San Francisco 49ers fans remain banned from Levi’s Stadium despite state officials in California lifting restrictions on attendance.

Santa Clara – which is home to the NFL team – and two other counties have been cleared to allow fans to attend professional sports fixtures due to low COVID-19 infection rates. However, local officials in Santa Clare issued a statement saying they were not prepared to allow even a limited number of fans into Levi’s Stadium.

The state guidance would permit as many as 14,000 fans at the 68,500-capacity venue, but Dr. Jeff Smith, Santa Clara County’s executive officer, said this sets up the possibility of creating “superspreader” events.

“It’s a matter of reasonable scientific decision-making instead of political decision-making,” Smith said, according to the Associated Press news agency. “Putting an audience in a stadium in large groups is just asking for trouble. It’s like a petri dish.”

Under the state’s rules, teams can have limited capacity at outdoor stadia if they are based in a county in the lowest two levels of California’s four-tier model for reopening.

The guidelines state that teams there can play with up to 25 per cent capacity, with additional restrictions such as ticket purchasers having to live within a 120-mile radius and a face-covering mandate.

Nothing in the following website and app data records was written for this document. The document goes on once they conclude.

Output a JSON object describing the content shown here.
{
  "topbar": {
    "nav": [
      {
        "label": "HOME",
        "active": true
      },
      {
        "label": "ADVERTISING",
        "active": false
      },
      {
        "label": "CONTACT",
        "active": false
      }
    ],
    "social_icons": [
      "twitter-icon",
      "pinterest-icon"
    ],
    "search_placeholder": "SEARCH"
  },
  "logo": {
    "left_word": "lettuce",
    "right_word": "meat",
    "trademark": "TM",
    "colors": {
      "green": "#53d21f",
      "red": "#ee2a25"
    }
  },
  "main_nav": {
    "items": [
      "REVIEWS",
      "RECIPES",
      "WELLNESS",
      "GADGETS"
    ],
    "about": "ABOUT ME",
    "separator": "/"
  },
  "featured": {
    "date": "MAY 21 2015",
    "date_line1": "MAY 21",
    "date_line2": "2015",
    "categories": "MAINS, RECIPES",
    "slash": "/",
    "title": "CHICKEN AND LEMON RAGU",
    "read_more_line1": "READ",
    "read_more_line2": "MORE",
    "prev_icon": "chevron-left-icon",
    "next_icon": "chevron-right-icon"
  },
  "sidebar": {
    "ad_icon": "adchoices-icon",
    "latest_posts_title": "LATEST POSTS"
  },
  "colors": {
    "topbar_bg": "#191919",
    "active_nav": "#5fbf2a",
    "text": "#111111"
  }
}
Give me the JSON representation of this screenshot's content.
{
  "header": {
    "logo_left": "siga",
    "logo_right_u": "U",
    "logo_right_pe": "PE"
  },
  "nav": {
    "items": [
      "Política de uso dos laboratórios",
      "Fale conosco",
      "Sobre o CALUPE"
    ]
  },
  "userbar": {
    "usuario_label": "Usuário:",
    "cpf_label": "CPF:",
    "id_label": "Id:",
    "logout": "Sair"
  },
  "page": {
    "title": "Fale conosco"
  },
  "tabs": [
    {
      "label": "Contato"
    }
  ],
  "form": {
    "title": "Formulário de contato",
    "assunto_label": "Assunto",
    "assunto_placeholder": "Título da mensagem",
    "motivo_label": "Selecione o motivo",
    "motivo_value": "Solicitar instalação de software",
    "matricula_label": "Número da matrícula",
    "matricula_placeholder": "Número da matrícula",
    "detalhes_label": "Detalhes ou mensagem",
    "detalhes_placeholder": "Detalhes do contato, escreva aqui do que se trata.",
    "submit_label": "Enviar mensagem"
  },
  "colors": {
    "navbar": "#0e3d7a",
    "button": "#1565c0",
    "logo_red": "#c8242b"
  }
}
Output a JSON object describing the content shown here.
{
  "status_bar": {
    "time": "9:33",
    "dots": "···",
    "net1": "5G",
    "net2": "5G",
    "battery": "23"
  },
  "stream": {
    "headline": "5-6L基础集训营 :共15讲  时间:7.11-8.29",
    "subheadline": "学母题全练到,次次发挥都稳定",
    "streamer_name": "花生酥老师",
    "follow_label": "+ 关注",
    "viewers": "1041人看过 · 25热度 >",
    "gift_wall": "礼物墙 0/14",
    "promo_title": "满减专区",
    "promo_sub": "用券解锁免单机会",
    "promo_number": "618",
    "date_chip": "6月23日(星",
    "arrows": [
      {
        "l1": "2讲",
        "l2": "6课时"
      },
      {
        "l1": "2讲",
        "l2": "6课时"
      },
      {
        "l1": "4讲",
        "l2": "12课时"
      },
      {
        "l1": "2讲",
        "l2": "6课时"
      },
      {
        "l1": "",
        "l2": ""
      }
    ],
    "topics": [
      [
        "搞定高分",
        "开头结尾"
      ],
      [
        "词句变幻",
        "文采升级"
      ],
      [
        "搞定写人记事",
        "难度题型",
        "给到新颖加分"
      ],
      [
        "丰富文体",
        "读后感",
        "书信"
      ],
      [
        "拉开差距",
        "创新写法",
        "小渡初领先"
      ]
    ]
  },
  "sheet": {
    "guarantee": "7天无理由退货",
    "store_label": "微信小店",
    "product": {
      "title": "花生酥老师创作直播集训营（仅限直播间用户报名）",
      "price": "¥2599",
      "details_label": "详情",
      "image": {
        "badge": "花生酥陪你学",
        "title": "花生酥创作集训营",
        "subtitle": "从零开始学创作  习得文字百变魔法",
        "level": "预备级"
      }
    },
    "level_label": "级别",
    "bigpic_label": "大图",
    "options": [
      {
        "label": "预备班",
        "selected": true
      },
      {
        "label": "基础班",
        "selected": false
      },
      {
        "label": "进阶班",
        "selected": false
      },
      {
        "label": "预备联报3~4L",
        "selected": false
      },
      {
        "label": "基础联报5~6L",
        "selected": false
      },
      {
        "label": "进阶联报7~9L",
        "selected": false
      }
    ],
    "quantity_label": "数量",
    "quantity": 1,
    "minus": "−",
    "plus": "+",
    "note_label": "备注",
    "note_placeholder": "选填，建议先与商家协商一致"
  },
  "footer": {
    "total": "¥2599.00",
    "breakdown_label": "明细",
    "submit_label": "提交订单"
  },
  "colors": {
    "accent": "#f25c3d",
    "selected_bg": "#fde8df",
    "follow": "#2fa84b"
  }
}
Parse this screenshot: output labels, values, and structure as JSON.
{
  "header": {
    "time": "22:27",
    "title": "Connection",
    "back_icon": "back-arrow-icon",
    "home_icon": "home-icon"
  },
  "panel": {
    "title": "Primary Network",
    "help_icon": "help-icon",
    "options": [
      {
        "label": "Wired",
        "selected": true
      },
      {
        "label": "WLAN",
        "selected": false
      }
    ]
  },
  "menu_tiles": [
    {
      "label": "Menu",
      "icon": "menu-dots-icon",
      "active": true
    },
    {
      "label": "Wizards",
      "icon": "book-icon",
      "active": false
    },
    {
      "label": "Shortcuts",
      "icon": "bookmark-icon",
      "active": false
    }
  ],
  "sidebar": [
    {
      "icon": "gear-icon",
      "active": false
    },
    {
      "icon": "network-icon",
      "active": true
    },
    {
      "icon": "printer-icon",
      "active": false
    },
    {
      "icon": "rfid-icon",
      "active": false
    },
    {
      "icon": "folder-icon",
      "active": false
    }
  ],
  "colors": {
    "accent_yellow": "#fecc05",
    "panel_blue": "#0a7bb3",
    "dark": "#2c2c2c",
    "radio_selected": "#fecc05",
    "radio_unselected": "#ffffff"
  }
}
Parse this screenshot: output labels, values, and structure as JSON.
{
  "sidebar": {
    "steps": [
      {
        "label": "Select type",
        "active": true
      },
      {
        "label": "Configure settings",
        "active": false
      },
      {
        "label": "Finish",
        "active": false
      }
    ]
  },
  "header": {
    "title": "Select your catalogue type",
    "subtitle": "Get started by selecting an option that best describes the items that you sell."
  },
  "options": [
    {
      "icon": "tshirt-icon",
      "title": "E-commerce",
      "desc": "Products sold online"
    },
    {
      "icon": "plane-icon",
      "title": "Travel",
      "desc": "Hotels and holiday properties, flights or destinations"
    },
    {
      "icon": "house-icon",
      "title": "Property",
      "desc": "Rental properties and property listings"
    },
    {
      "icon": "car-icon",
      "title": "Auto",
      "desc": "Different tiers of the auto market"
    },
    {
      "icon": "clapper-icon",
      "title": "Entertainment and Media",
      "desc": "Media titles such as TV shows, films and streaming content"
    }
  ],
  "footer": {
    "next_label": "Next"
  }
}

Following the announcement, the 49ers said: “We appreciate Governor (Gavin) Newsom’s leadership and thoughtful approach in creating a framework that allows for a return of fans to Levi’s Stadium, and restart the economic activity of the region. We welcome our fans and their support of local businesses and vendors that are critical to our local economy, especially during these difficult times.

“Our organisation will continue to collaborate with local public health officials to implement a plan that protects the health and wellness of all San Francisco 49ers and Levi’s Stadium employees, patrons, and our community.”

No county in Southern California has met the new state thresholds meaning that the new SoFi Stadium remains out of bounds for fans of the Los Angeles Rams and Chargers.

California this year allowed professional sports to occur behind closed doors, which included hosting part of the Major League Baseball playoff bubble this month in Southern California.

Meanwhile, California also released rules for reopening theme parks that allows smaller venues to reopen in counties with lower rates of infection. The move brings no immediate relief to Disneyland or other major Southern California attractions.

Smaller venues will be allowed to open when their home counties are in the “moderate” category, but only with 500 patrons or at 25 per cent of capacity, whichever is smaller, and only the outdoor attractions. Tickets must be sold in advance and restricted to residents of that county.

Ken Potrock, president of Disneyland Resort, was dissatisfied with the latest announcement. The resort took the unusual step of issuing a statement with quotes from Orange County Public Health Officer Clayton Chau, who said the county would likely not reach the yellow tier until next summer and that it could depend on a vaccine.

Potrock said in a statement: “We have proven that we can responsibly reopen, with science-based health and safety protocols strictly enforced at our theme park properties around the world.

“Nevertheless, the State of California continues to ignore this fact, instead mandating arbitrary guidelines that it knows are unworkable and that hold us to a standard vastly different from other reopened businesses and state-operated facilities.”

In addition, Disney chief Bob Iger recently resigned from Newsom’s reopening task force out of frustration with the governor’s theme park prohibition. The company’s Disney World Resort has reopened in Florida.

Image: Jim Bahn / Attribution 2.0 Generic / Edited for size